What, then, is poetry? Wordsworth sets out to define this particular form of art. In the Preface to Lyrical Ballads, Wordsworth outlines his definition of the nature and function of poetry—as well as identifying the qualities that make someone a true poet. For Wordsworth, poetry must reflect spontaneity and an “overflow of powerful feelings.” Passion is key, as are mood and temperament. Although poetry must emerge from spontaneity, it must not be written spontaneously. Rather, Wordsworth asserts that a poem should be the result of long and deep reflection. He also cautions against being too concerned with the poetic rules of Classicism.

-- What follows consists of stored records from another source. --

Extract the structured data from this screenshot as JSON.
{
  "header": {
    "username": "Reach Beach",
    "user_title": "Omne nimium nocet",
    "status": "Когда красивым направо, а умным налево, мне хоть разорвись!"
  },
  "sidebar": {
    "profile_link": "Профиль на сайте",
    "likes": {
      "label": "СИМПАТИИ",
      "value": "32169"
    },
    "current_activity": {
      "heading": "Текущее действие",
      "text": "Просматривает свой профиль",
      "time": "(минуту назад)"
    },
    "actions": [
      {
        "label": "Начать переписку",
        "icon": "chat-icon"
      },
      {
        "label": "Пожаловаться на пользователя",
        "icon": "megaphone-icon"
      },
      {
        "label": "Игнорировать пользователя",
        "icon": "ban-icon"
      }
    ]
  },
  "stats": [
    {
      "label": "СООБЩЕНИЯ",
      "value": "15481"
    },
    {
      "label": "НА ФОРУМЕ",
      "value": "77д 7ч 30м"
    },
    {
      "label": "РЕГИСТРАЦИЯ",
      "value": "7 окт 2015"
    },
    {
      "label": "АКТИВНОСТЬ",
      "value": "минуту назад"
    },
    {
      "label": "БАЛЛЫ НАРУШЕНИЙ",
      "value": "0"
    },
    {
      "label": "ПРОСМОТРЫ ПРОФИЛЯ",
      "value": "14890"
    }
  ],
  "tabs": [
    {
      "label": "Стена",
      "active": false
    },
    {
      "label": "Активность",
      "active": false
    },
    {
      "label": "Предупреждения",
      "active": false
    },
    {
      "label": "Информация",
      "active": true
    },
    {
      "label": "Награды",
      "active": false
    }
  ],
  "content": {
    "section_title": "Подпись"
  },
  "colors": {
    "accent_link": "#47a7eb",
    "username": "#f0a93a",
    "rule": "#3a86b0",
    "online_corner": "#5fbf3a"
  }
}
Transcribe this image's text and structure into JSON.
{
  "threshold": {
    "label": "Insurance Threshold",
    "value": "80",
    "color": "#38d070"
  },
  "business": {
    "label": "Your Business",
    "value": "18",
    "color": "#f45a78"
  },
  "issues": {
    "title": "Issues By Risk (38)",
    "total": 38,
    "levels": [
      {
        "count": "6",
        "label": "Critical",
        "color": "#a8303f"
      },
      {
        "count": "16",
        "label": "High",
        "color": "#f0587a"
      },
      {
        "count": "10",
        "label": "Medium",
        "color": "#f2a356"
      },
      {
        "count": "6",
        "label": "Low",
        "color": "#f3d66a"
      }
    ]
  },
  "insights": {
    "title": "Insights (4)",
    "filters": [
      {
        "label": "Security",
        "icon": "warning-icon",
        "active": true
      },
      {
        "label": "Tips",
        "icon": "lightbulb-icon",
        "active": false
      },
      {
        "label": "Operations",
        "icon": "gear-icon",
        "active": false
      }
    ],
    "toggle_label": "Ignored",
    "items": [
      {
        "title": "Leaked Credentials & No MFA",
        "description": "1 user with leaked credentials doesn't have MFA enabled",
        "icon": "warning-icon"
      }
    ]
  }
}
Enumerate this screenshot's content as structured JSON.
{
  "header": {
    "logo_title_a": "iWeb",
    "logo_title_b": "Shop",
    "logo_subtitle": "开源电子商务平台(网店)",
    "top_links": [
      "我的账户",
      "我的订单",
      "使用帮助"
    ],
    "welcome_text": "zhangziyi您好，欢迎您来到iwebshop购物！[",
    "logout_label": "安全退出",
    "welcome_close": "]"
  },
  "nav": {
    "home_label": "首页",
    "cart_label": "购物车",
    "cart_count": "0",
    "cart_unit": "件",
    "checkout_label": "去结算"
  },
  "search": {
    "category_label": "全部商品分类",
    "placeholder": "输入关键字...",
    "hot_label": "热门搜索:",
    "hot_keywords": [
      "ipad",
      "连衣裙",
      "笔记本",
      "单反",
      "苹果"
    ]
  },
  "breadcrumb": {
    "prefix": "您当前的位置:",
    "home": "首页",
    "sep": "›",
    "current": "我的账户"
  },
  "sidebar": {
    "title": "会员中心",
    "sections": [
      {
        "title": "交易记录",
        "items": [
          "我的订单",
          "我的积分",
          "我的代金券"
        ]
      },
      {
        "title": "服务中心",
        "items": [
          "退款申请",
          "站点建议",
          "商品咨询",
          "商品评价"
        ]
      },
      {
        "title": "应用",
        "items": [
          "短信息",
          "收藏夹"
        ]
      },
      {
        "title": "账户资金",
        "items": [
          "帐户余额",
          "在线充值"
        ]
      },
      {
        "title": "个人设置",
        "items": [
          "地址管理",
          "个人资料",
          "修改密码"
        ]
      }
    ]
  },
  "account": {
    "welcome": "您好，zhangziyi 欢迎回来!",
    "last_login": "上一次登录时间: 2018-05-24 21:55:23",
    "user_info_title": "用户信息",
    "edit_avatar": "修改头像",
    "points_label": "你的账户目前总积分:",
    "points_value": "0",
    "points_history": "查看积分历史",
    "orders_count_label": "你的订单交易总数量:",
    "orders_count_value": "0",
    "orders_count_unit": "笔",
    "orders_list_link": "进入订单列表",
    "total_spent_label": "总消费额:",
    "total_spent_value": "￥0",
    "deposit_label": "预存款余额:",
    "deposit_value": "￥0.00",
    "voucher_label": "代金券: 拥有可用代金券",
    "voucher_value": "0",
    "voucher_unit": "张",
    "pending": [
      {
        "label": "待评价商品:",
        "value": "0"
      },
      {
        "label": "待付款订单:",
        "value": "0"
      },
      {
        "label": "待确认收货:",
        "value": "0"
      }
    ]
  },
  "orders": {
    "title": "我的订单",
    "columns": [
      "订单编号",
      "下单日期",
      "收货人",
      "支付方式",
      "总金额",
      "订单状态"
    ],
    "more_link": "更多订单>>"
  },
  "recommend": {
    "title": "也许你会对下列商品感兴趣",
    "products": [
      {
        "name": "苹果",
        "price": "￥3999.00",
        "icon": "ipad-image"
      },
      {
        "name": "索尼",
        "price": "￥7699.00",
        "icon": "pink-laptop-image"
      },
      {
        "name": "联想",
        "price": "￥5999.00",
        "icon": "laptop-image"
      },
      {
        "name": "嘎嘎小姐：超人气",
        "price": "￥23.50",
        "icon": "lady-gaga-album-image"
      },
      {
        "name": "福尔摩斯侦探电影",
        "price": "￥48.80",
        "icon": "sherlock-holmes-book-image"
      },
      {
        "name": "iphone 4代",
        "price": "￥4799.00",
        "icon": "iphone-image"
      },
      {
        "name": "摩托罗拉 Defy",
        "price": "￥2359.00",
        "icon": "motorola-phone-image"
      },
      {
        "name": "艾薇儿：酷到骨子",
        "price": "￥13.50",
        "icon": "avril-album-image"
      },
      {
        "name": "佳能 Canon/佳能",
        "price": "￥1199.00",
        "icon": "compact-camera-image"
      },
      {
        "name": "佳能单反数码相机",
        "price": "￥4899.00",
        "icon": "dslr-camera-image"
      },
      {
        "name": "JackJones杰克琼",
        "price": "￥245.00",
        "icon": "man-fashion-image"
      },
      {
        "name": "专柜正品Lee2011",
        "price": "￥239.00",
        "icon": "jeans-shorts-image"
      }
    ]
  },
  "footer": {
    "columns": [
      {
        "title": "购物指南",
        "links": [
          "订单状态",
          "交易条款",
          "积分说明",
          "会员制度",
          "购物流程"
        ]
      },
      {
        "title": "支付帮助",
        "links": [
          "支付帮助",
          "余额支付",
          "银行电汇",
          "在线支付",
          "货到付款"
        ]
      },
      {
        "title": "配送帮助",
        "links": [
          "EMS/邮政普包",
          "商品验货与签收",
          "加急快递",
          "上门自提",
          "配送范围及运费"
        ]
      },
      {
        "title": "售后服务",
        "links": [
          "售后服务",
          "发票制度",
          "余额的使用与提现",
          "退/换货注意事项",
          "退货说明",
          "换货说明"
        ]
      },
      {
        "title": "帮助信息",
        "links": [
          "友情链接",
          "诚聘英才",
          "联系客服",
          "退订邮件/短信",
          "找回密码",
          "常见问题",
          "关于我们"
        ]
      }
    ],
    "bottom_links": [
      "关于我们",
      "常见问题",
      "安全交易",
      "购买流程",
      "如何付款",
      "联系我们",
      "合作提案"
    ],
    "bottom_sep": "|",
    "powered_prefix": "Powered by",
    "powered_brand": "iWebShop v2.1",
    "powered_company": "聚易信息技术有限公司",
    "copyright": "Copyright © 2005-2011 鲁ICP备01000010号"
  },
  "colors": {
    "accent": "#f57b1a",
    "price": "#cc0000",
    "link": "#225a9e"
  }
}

Next, Wordsworth breaks down the poet’s process into four stages. The first is observation. A person, object, or situation must stimulate powerful emotions in the Romantic poet, and those observations must be noted. Recollection follows, which is the stage when the poet contemplates those observations. For this, tranquility is a must. Memories may surface that are days old or older, and the poet should contemplate those memories to explore how the emotions they provoke relate to past experiences. The third stage is filtering, when the poet clears the mind of all non-essential elements. The result of this is that the poet’s personal experience becomes relevant to a wider audience. It’s not until the fourth and final stage that the poet should begin to compose. The goal is to express emotions in a way that the reader will understand, and can therefore contemplate.

Wordsworth’s next topic is imagination. He begins by discussing how the neo-classicists defined imagination. They said that the mind was passive, and recorded sensations. Imagination, therefore, is a function of memory combined with the ability to associate those sensations with other things that may or may not exist. He provides the example of mythical creatures, which elicit, in literature, real sensations. For Romantics like Wordsworth, imagination is much more creative. Rather than assigning recorded sensations to other objects, the imagination has the power to create a new reality, and to see beyond the material world surrounding the poet. As for what to write about, Wordsworth states that poetry can capture any and every subject that is of interest to the mind. What matters is not whether a subject is poetic, but rather, whether the poet can add meaning to a subject and therefore make it poetic. Suddenly, themes from common life can be poetic and worthy of the contemplation Wordsworth requires of the poet. The reason this works, according to his argument, is that those who live a rustic lifestyle are closer to nature—and therefore farther away from vanity bred by artifice.

Next, Wordsworth dives deeper into the function of poetry. Unlike the classicists, who value art for the sake of art—the idea that art should be produced regardless of any moral values or concerns–Wordsworth and the Romantics believe in art for the sake of life. That is, Wordsworth sees the function of poetry as ennobling the reader through the teaching of moral and philosophical values and ideals.

Finally, Wordsworth discusses in greater depth the diction of poetry. Diction is basically the use of language, but more specifically, it’s the choice of words, phrases, sentence structures, and even figurative language. While diction is important in all of literature, Wordsworth places particular importance on its role in  poetry because it is the poet’s medium. Whereas prose also has characters, setting, and plot to convey a message, the poet’s choice of language, or diction, is the sole means of expression in poetry. Despite this, Wordsworth argues that the diction of poetry and prose is the same, and criticizes the neo-classicists for their “artificial” and “unnatural” language. Passion should drive diction, not ornament, dignity or meter. He wants poetry to center on rustic, humble situations using rustic, humble language. According to Wordsworth, that is the real source of poetic truth and beauty.